The success story of Theophilus London is forever puzzling to me. The Jam mixtape brought the adoration, but at the price of hitching his wagon to a King of Pop classic, making a dismissal of his brand as trendy for nostalgia the easiest of assumptions. But now that he's got our attention, the career arc is far off from coat-tailing. Theophilus is sky miles ahead of our every inference and I am still uncertain as to how he got there so quick.
How does one go from making “music for boutique people” to jet-setting around the world in two years time? As charmed as I was by the Elvis Costello reference cover, I was not sold on the Theophilus hypemachine until I heard I Want You. Suddenly, I heard an artist with dedication to crafting a style all his own, in which the influences are not the selling point, but subtle cues within the music that familiarize his brand.

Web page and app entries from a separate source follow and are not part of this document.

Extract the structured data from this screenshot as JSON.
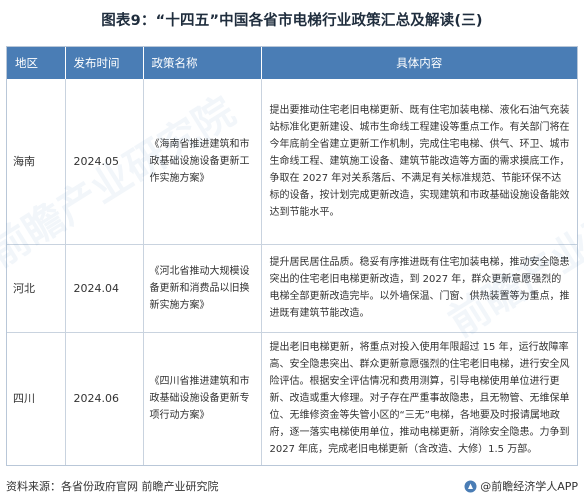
{
  "title": "图表9：“十四五”中国各省市电梯行业政策汇总及解读(三)",
  "table": {
    "headers": {
      "region": "地区",
      "date": "发布时间",
      "name": "政策名称",
      "content": "具体内容"
    },
    "rows": [
      {
        "region": "海南",
        "date": "2024.05",
        "name": "《海南省推进建筑和市政基础设施设备更新工作实施方案》",
        "content": "提出要推动住宅老旧电梯更新、既有住宅加装电梯、液化石油气充装站标准化更新建设、城市生命线工程建设等重点工作。有关部门将在今年底前全省建立更新工作机制，完成住宅电梯、供气、环卫、城市生命线工程、建筑施工设备、建筑节能改造等方面的需求摸底工作，争取在 2027 年对关系落后、不满足有关标准规范、节能环保不达标的设备，按计划完成更新改造，实现建筑和市政基础设施设备能效达到节能水平。"
      },
      {
        "region": "河北",
        "date": "2024.04",
        "name": "《河北省推动大规模设备更新和消费品以旧换新实施方案》",
        "content": "提升居民居住品质。稳妥有序推进既有住宅加装电梯，推动安全隐患突出的住宅老旧电梯更新改造，到 2027 年，群众更新意愿强烈的电梯全部更新改造完毕。以外墙保温、门窗、供热装置等为重点，推进既有建筑节能改造。"
      },
      {
        "region": "四川",
        "date": "2024.06",
        "name": "《四川省推进建筑和市政基础设施设备更新专项行动方案》",
        "content": "提出老旧电梯更新，将重点对投入使用年限超过 15 年，运行故障率高、安全隐患突出、群众更新意愿强烈的住宅老旧电梯，进行安全风险评估。根据安全评估情况和费用测算，引导电梯使用单位进行更新、改造或重大修理。对子存在严重事故隐患，且无物管、无维保单位、无维修资金等失管小区的“三无”电梯，各地要及时报请属地政府，逐一落实电梯使用单位，推动电梯更新，消除安全隐患。力争到 2027 年底，完成老旧电梯更新（含改造、大修）1.5 万部。"
      }
    ]
  },
  "footer": {
    "source": "资料来源：各省份政府官网 前瞻产业研究院",
    "brand": "@前瞻经济学人APP"
  },
  "watermark_text": "前瞻产业研究院",
  "colors": {
    "header_bg": "#4a7db5",
    "title": "#1f2d3d",
    "border": "#c9d3df"
  }
}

Its never been just the music with Theophilus, but for me at least, the process in which I respond to his work has shifted. Before, I looked at the fashion choices, the aesthetic and let that shape my interpretation of Theophilus. But I was also seeking the missteps due to a distrust in accepting his music as the focal point. But with each new single, Theophilus is less deliberate sonically and aesthetically. Following up the propulsive “Calypso Blues”, his latest single is seeking shelter from the street party in a dark basement club. If we're to believe there's a continued storyline in his music, Theophilus is a starstruck lover. A song ago, he's distraught, but all it takes is a “Fatal Attraction” and he's back on his feet Moonwalking around his newest interest.